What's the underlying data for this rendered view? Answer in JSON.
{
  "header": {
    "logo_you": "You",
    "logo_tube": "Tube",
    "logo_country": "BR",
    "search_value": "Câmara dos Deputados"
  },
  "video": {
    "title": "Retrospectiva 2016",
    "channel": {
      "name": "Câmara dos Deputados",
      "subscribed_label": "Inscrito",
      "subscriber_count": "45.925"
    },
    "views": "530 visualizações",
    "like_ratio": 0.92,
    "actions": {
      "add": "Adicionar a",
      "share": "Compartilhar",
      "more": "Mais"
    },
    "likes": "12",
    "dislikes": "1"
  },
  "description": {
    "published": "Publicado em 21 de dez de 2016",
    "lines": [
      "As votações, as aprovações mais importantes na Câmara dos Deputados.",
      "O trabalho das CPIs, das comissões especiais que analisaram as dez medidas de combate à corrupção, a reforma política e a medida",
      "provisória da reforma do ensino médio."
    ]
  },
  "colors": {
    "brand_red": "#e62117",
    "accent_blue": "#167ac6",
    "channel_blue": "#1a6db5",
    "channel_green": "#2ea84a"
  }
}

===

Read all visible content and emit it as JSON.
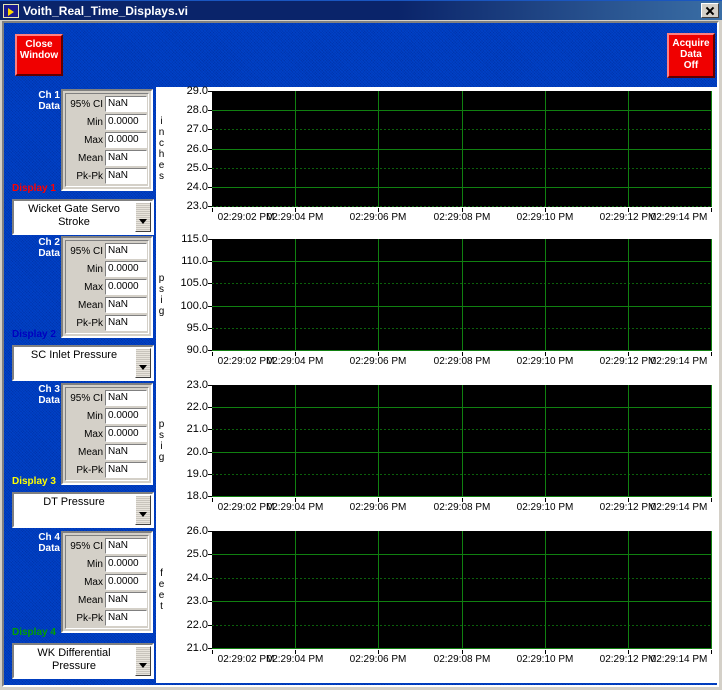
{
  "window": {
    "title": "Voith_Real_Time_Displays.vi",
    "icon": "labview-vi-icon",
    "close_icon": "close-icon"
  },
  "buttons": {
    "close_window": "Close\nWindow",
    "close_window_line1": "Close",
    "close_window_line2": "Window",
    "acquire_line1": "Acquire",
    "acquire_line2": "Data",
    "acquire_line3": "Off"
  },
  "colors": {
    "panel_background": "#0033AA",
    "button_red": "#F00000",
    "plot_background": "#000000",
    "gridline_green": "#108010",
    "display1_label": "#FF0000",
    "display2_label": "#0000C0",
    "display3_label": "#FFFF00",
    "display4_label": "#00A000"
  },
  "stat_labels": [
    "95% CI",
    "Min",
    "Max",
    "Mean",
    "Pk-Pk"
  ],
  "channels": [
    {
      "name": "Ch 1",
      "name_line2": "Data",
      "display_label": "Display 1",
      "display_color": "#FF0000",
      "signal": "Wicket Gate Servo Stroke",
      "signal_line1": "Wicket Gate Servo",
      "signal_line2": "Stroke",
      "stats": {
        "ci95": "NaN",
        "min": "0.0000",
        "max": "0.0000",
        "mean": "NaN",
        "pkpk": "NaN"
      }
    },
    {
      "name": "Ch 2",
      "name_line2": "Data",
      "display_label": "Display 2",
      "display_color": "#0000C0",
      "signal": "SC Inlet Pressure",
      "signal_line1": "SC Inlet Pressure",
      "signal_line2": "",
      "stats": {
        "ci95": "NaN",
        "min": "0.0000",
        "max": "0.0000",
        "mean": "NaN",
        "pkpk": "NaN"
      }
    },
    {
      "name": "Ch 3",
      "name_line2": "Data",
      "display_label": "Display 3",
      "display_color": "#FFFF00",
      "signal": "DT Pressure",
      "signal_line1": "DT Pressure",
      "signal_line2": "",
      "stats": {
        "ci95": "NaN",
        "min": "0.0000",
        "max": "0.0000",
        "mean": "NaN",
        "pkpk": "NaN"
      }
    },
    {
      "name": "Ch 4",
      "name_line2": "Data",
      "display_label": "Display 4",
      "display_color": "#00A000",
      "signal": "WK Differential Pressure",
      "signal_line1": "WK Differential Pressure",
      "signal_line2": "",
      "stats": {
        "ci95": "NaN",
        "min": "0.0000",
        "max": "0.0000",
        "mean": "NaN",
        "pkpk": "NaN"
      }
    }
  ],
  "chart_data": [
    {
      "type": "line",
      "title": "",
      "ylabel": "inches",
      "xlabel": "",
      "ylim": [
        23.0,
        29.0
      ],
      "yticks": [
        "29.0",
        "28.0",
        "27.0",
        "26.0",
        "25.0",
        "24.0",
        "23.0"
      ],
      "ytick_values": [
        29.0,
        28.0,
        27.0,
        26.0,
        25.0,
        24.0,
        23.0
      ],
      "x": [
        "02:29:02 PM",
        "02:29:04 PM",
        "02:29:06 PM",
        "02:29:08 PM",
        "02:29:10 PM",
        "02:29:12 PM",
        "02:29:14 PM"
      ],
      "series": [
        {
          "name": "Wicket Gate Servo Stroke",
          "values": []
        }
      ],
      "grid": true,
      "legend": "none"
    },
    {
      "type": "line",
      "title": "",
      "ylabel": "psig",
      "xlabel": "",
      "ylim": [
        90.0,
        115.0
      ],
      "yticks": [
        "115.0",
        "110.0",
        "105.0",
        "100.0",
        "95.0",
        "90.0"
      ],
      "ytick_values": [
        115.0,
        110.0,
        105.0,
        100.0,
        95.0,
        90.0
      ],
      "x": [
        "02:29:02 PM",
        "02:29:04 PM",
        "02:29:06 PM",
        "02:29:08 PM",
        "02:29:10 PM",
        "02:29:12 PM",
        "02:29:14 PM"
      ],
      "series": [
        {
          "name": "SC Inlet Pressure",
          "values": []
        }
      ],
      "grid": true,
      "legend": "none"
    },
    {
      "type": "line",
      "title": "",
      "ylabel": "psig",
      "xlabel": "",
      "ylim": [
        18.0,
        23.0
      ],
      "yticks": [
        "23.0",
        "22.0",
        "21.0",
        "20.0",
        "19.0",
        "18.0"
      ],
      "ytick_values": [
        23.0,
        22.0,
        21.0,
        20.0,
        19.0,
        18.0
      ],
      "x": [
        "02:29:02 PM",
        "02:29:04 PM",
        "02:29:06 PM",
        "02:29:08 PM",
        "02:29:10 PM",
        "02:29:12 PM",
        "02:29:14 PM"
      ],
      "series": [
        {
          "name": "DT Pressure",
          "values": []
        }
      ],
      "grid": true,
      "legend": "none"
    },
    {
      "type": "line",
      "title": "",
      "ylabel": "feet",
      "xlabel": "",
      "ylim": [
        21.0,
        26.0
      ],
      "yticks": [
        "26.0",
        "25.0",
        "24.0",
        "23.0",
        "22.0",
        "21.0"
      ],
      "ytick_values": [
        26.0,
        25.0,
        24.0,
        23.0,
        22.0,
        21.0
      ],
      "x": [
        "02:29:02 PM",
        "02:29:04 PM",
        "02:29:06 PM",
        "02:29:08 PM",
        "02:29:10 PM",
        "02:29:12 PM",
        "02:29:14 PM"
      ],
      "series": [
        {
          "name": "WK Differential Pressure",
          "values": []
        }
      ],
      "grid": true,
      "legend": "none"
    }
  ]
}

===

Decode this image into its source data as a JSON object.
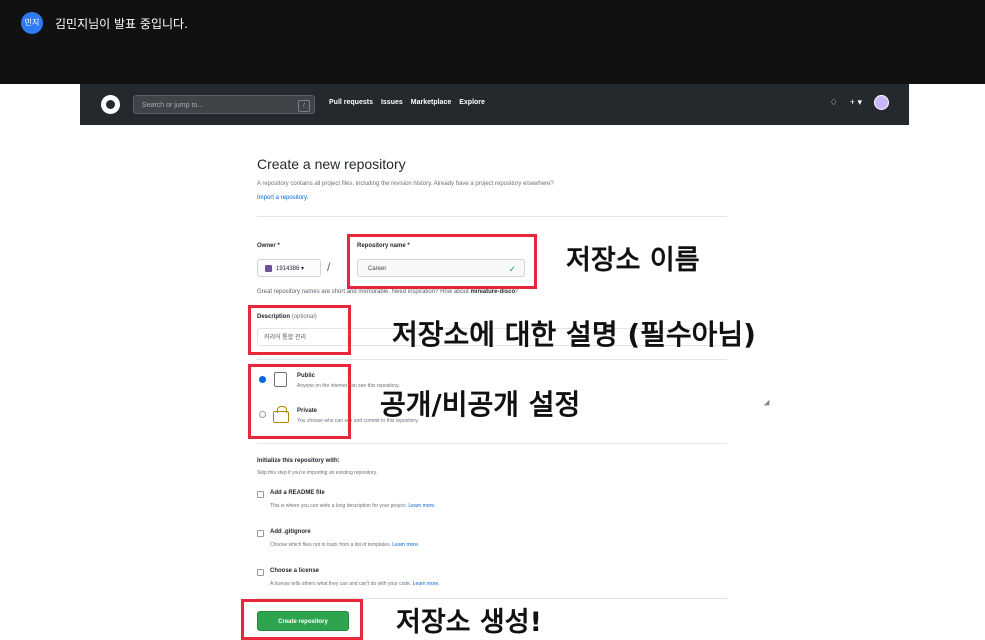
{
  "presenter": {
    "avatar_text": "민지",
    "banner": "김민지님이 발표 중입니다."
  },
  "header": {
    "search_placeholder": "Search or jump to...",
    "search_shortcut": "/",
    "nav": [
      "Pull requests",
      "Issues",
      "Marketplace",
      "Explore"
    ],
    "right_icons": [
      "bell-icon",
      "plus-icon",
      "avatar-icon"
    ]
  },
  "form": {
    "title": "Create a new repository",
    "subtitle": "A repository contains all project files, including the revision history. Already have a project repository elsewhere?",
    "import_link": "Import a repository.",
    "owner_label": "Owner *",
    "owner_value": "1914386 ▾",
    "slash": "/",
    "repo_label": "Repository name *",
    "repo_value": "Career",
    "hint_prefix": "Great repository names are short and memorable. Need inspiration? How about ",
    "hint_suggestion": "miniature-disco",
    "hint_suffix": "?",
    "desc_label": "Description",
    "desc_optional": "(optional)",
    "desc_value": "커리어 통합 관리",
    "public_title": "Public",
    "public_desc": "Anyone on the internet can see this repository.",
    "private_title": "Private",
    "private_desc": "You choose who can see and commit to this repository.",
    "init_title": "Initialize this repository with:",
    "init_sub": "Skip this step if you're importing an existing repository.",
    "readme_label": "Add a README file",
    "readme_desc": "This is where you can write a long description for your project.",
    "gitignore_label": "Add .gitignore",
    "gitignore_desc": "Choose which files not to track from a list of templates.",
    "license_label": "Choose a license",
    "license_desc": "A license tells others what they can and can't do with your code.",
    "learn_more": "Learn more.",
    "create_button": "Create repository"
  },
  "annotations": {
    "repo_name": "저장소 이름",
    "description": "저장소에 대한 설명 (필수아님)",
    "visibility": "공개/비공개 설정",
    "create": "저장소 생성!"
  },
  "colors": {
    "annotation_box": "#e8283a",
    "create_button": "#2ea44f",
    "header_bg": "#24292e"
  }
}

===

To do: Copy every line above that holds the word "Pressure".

Written solution:
      "signal": "SC Inlet Pressure",
      "signal_line1": "SC Inlet Pressure",
      "signal": "DT Pressure",
      "signal_line1": "DT Pressure",
      "signal": "WK Differential Pressure",
      "signal_line1": "WK Differential Pressure",
          "name": "SC Inlet Pressure",
          "name": "DT Pressure",
          "name": "WK Differential Pressure",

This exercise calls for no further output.